Whole grain products include the entire grain, including the hull. They provide additional vitamins, minerals, and fiber. Many people also find that whole grains add flavor and texture to a dish.
Try switching from white breads, pastas, and rice to whole grain options.
Meats and beans are primary sources of protein, which is essential for wound healing and muscle maintenance and development, among other functions.
Healthy animal-based options include:
- red meats, such as beef and mutton
- poultry, such as chicken and turkey
- fish, including salmon, sardines, and other oily fish
Processed meats and red meats may increase the risk of cancer and other diseases, according to some
Some processed meats also contain a lot of added preservatives and salt. Fresh, unprocessed meat is the best option.
Nuts, beans, and soy products are good sources of protein, fiber, and other nutrients.
Dairy products provide essential nutrients, including:
They also contain fat. If you’re seeking to limit your fat intake, reduced fat options might be best. Your doctor can help you decide.

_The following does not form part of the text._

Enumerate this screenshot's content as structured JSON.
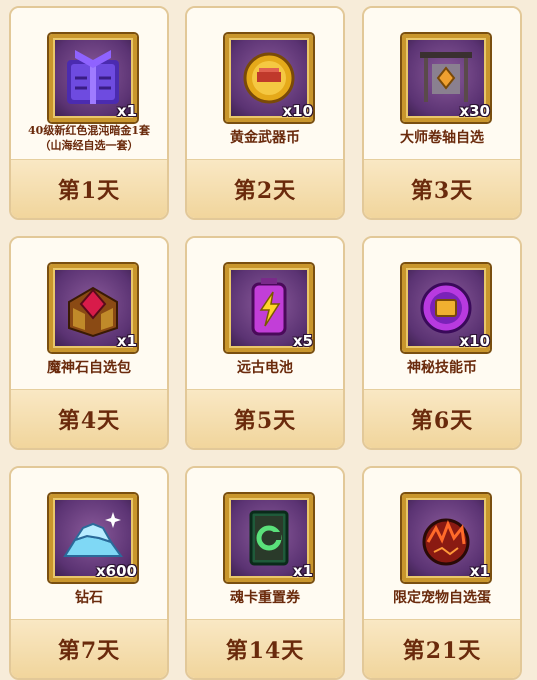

For those following a vegan diet, many dairy-free milks and other dairy alternatives are now available, made from:
- flax seed
- almonds and cashews
These are often fortified with calcium and other nutrients, making them excellent alternatives to dairy from cows. Some have added sugar, so read the label carefully when choosing.
Fats and oils
Fat is essential for energy and cell health, but too much fat can increase calories above what the body needs and may lead to weight gain.
In the past, guidelines have recommended avoiding saturated fats, due to concerns that they would raise cholesterol levels.
Trans fats, however, should still be avoided.
Recommendations on fats can sometimes be hard to follow, but one
- Fats to love: vegetable oils and fish oils
- Fats to limit: butter, cheese, and heavy cream
- Fats to lose: trans fats, used in many processed and premade foods, such as donuts
Most experts consider olive oil to be a healthy fat, and especially extra virgin olive oil, which is the least processed type.
Deep fried foods are often high in calories but low in nutritional value, so you should eat them sparingly.
A balanced diet contains foods from the following groups: fruits, vegetables, dairy, grains, and protein.
A healthy diet will combine all the nutrients and foods groups mentioned above, but you need to balance them, too.
A handy way to remember how much of each food group to eat is the plate method. The USDA’s “ChooseMyPlate” initiative recommends:
- filling half your plate with fruits and vegetables
- filling just over one quarter with grains
- filling just under one quarter with protein foods
- adding dairy on the side (or a nondairy replacement)
But individual needs will vary, so the USDA also provides an interactive tool, “MyPlate Plan” where you can enter your own details to find out your personal needs.
Aim for around half your food to come from fruits and vegetables, around one quarter to be protein, and one quarter whole grains and starches.
A varied and healthy diet is usually one that contains plenty of fresh, plant-based foods, and limits the intake of processed foods.
If you have questions about your diet or feel that you need to lose weight or change your eating habits, schedule an appointment with your doctor or a dietitian.
They can suggest dietary changes that will help you get the nutrition you need while promoting your overall health.